Hijacker could remain in Britain indefinitely
Posted: 16th July 2012
One of a group of hijackers who commandeered an Airbus before landing at Stansted Airport has had his hopes of being allowed to stay permanently in the United Kingdom (UK) boosted by a judge’s decision.
Mustafa Abdul Hussain was one of six Iraqis who were fleeing Saddam Hussain's regime when they took over a Sudan Airways Airbus in 1996. When the plane arrived at Stansted, the hijackers gave themselves up and claimed asylum.
Mr Hussain, who says he had ‘no choice’ but to take part in the hijack due to his fear that he would otherwise be returned to Iraq to face execution, has stayed in the UK ever since, along with others involved in the hijacking.
The Secretary of State for the Home Department refused to grant Mr Hussain indefinite leave to remain in the UK but that decision has now been overturned by Deputy High Court Judge James Dingemanns QC.
The Secretary of State had said that it would not be ‘conducive to the public good’ to allow Mr Hussain to remain in the UK indefinitely. She argued that he was not entitled to humanitarian protection because of his involvement in the hijacking.
However, the deputy judge pinpointed a ‘surprising’ inconsistency in the Secretary of State’s approach, observing that two other members of the Iraqi group - including the ringleader of the hijacking - had been granted indefinite leave to remain in the UK.

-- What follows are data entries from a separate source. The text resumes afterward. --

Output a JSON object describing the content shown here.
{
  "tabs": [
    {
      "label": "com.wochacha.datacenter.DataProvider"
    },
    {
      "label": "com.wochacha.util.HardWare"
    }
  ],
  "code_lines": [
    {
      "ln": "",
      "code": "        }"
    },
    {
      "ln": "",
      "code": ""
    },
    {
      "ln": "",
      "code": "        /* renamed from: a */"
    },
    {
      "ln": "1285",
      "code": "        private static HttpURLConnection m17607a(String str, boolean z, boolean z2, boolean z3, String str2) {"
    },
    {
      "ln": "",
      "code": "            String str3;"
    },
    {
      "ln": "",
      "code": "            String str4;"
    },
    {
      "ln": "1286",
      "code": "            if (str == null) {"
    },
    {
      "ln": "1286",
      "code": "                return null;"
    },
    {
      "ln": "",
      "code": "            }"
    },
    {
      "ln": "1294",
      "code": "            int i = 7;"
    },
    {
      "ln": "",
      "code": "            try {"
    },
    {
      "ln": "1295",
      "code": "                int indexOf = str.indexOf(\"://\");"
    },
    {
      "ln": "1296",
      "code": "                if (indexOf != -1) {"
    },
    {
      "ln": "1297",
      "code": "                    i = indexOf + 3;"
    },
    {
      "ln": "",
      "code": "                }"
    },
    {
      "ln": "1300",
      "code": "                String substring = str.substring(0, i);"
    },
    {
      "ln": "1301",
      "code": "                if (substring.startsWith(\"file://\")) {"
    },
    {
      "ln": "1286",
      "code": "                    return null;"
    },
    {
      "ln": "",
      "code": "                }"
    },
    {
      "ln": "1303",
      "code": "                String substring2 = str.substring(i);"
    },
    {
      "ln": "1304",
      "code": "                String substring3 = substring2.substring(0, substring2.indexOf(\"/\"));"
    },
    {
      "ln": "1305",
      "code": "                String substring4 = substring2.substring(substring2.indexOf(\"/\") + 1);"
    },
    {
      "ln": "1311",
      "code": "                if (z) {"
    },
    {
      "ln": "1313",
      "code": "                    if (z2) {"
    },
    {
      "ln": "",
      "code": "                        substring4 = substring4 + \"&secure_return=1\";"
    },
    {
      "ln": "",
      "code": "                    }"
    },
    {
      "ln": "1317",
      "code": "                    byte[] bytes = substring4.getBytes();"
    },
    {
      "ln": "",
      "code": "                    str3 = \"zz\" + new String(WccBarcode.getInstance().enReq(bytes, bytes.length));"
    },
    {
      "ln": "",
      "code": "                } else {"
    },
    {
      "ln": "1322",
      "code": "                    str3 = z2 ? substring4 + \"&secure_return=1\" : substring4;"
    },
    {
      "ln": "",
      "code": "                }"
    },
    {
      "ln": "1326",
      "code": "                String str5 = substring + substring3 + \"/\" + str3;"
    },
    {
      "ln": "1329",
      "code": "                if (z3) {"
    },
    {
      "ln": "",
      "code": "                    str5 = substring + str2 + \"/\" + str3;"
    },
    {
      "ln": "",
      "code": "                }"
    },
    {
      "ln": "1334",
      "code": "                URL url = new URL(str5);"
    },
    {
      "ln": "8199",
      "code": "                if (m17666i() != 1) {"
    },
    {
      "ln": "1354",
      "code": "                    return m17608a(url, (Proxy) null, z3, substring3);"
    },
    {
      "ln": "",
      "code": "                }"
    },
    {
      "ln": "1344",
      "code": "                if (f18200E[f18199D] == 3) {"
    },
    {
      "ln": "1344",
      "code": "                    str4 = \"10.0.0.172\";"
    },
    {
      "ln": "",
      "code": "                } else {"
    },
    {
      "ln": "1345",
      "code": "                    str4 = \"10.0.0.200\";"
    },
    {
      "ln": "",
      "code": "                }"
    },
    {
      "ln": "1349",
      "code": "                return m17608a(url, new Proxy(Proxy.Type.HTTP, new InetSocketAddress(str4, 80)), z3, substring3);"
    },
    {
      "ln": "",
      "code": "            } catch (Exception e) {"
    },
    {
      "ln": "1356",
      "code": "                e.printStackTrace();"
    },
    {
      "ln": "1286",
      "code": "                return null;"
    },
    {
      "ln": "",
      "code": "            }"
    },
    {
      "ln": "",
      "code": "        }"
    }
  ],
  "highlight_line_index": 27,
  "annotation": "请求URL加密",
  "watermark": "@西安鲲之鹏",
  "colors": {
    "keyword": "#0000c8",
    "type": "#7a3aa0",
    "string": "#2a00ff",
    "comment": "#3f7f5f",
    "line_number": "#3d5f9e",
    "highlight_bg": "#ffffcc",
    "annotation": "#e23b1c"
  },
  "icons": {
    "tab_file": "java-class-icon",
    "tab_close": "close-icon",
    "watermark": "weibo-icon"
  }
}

Overturning the Secretary of State’s decision, the deputy judge said that she had failed to take into account the duress Mr Hussain had been under after wrongly finding that there was no evidence that he had been at risk in Sudan.
The judge said that Mr Hussain, a Shiite Muslim, from Basrah, had been detained without trial and tortured in Iraq and sentenced to death in his absence before the hijacking. His wife had also been tortured and his brother executed.
The six Iraqis were tried, convicted and imprisoned in the UK for their involvement in the hijacking despite claiming that they acted under duress. However all save the ringleader later had their convictions quashed by the Court of Appeal.
The deputy judge ordered the Secretary of State to reconsider Mr Hussain's application for indefinite leave to remain in the UK.